WASHINGTON -- The Supreme Court blunted yesterday the effort of states to cut back on voter initiatives -- particularly those promoted by out-of-state groups -- by striking down controls on people who solicit signatures for ballot measures.
States, the court made clear by a 6-3 vote, act unconstitutionally when they adopt measures that significantly reduce the number of people who can be recruited to gather signatures, thus reducing the number of voters contacted and cutting down chances that a proposal will get onto the ballot. Although states have some leeway to control the voter-initiative process, Justice Ruth Bader Ginsburg wrote, the court will "guard against hindrances to political conversations and the exchange of ideas."
A signature-gatherer, when asking for support for a measure, is engaging one-on-one in "core political speech" fully protected by the First Amendment, the court said.
Ruling on three provisions adopted in Colorado in an effort to attack potential fraud when out-of-state interests mount initiative drives in the state, the court nullified these restrictions:
By a unanimous vote, a requirement that all those who circulate petitions for ballot measures must wear an ID badge showing their name.
By a 6-3 vote, a requirement that gatherers must be registered to vote in Colorado.
By a 6-3 vote, a requirement that supporters of measures disclose who petition-gatherers were and how much each got paid.

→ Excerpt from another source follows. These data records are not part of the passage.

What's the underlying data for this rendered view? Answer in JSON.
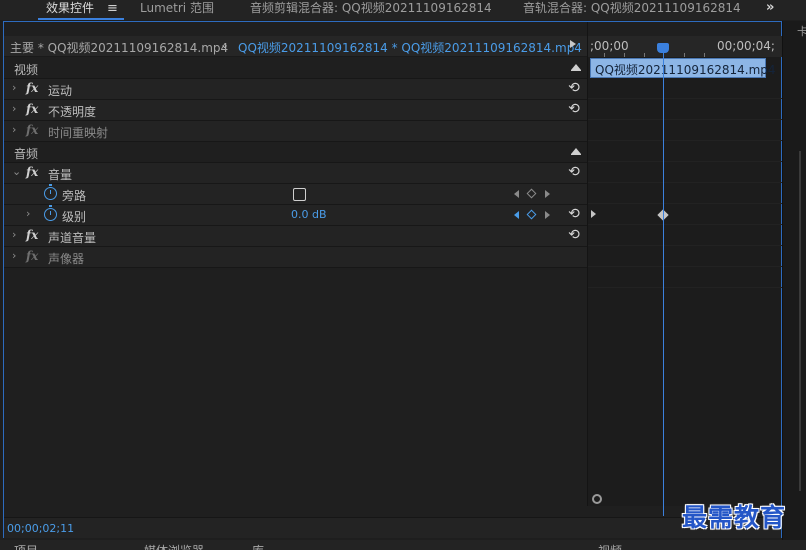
{
  "tabs": [
    {
      "label": "效果控件",
      "active": true
    },
    {
      "label": "Lumetri 范围",
      "active": false
    },
    {
      "label": "音频剪辑混合器: QQ视频20211109162814",
      "active": false
    },
    {
      "label": "音轨混合器: QQ视频20211109162814",
      "active": false
    }
  ],
  "tab_menu_icon": "≡",
  "overflow_icon": "»",
  "source": {
    "main": "主要 * QQ视频20211109162814.mp4",
    "chevron": "⌄",
    "clip": "QQ视频20211109162814 * QQ视频20211109162814.mp4"
  },
  "sections": {
    "video": "视频",
    "audio": "音频"
  },
  "effects": {
    "fx_symbol": "fx",
    "chevron_right": "›",
    "chevron_down": "⌄",
    "motion": "运动",
    "opacity": "不透明度",
    "time_remap": "时间重映射",
    "volume": "音量",
    "bypass": "旁路",
    "level": "级别",
    "level_value": "0.0 dB",
    "channel_volume": "声道音量",
    "panner": "声像器"
  },
  "reset_icon": "⟲",
  "timeline": {
    "tc_start": ";00;00",
    "tc_end": "00;00;04;",
    "clip_name": "QQ视频20211109162814.mp4"
  },
  "footer": {
    "timecode": "00;00;02;11"
  },
  "bottom": {
    "items": [
      "项目",
      "媒体浏览器",
      "库",
      "",
      "",
      "视频"
    ]
  },
  "right_edge_mark": "卡",
  "watermark": "最需教育",
  "colors": {
    "accent": "#3b80dd",
    "value_blue": "#4a9ce8",
    "clip_fill": "#8db6e6",
    "panel_bg": "#1f1f1f"
  }
}
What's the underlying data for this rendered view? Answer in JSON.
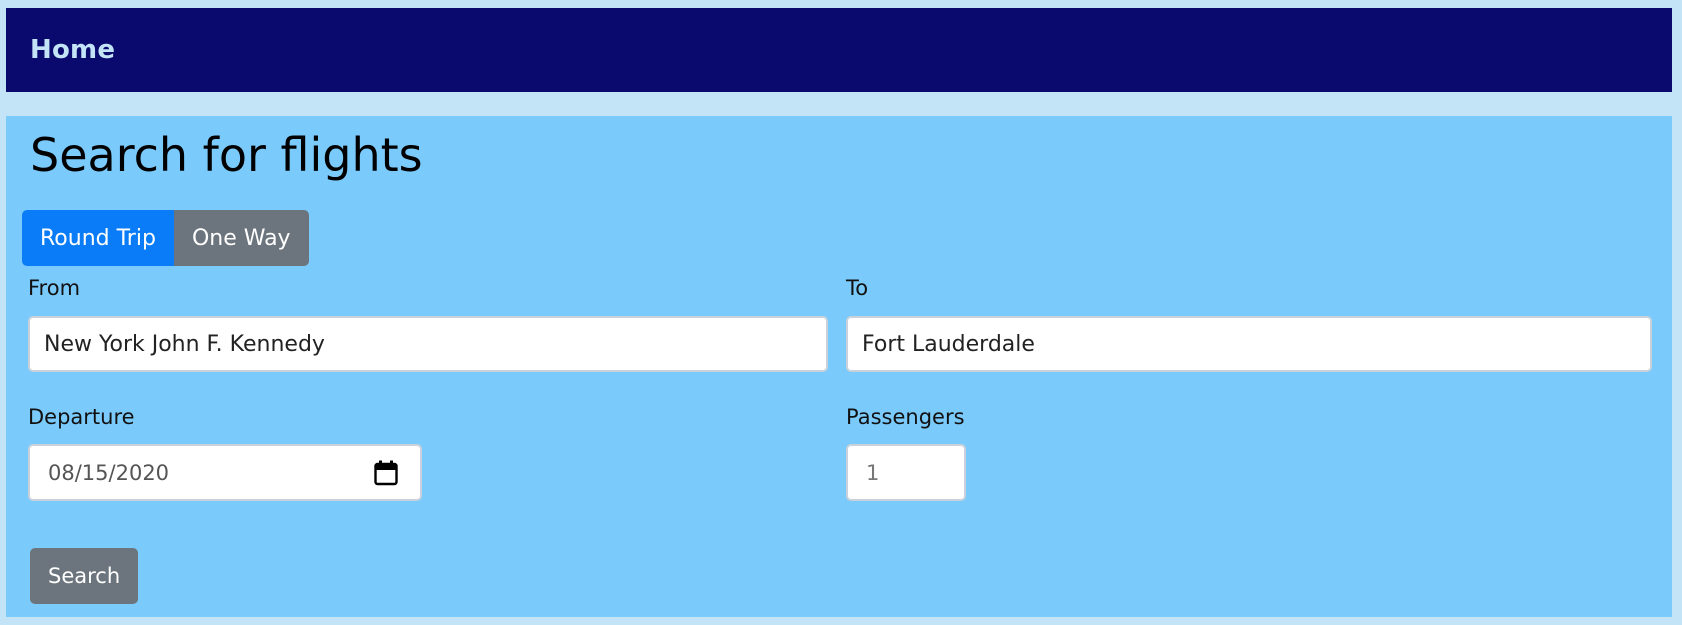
{
  "nav": {
    "home_label": "Home"
  },
  "page": {
    "title": "Search for flights"
  },
  "trip_type": {
    "round_trip_label": "Round Trip",
    "one_way_label": "One Way",
    "selected": "Round Trip"
  },
  "form": {
    "from": {
      "label": "From",
      "value": "New York John F. Kennedy"
    },
    "to": {
      "label": "To",
      "value": "Fort Lauderdale"
    },
    "departure": {
      "label": "Departure",
      "value": "08/15/2020"
    },
    "passengers": {
      "label": "Passengers",
      "value": "1"
    },
    "search_label": "Search"
  },
  "colors": {
    "navbar_bg": "#0a0a6e",
    "page_bg": "#c3e3f7",
    "panel_bg": "#7acbfc",
    "primary": "#0a7cf7",
    "secondary": "#6c757d"
  },
  "icons": {
    "calendar": "calendar-icon"
  }
}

The court did not decide whether a state may require gatherers actually to live in the state, because that was not at issue this time. But Chief Justice William H. Rehnquist, in a partial dissent, complained that the court had put that kind of restriction in doubt, too.
The court also did not rule on states' power to control those who gather signatures to nominate candidates. At least 19 states require those gatherers to be registered voters. Maryland is not one of those states.

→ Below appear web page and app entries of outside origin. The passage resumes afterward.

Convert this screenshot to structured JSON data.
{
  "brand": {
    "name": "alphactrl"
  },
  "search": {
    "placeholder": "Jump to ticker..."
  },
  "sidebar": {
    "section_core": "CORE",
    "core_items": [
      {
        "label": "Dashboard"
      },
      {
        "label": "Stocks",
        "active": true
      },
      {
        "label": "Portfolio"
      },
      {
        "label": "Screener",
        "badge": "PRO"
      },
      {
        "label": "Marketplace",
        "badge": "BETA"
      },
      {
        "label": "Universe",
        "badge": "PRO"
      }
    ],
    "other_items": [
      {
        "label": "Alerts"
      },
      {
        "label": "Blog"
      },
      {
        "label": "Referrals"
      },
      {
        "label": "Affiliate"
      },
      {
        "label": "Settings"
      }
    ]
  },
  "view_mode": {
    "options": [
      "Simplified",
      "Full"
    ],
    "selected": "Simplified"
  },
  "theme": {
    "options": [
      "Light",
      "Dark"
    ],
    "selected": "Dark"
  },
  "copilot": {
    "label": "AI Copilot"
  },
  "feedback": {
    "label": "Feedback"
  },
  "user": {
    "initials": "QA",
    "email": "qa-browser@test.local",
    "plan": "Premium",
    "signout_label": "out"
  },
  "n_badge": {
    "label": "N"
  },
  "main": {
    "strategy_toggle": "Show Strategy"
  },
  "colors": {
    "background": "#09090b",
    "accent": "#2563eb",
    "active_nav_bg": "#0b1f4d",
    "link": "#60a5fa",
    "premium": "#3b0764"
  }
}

Although the court was unanimous in voiding the badge requirement, the dissenters on the other points complained strongly that the court was making it too difficult for states to police the initiative process.
Rehnquist noted that the initiative, once a widely admired method of citizen participation, "has come to be more and more influenced by out-of-state interests which employ professional firms doing a nationwide business."
He and the other dissenters, Justices Stephen G. Breyer and Sandra Day O'Connor, argued that states should have wider authority to confine the initiative to individuals linked to the state's own political process.
In a separate, 8-1 decision, the court ruled that if passengers suffer an injury or lose baggage during an international flight, they have no legal remedy unless compensation is available under a 1929 treaty, the Warsaw Convention.
If no such remedy is available because, for example, no bodily injury resulted, then a separate lawsuit in an American state court for mental distress or harm is barred, according to the ruling. The ruling came in the case of a New York City woman who was subjected to a body search -- including her breasts and groin -- and was required to partially strip during a security search before boarding an El Al Airlines flight in New York, bound for Tel Aviv.
The search turned up no evidence barring her boarding, but she later sought to sue. The court said her lawsuit was barred by recent Senate approval of a change in the treaty that forbids such lawsuits if the Convention supplies no recovery.
Pub Date: 1/13/99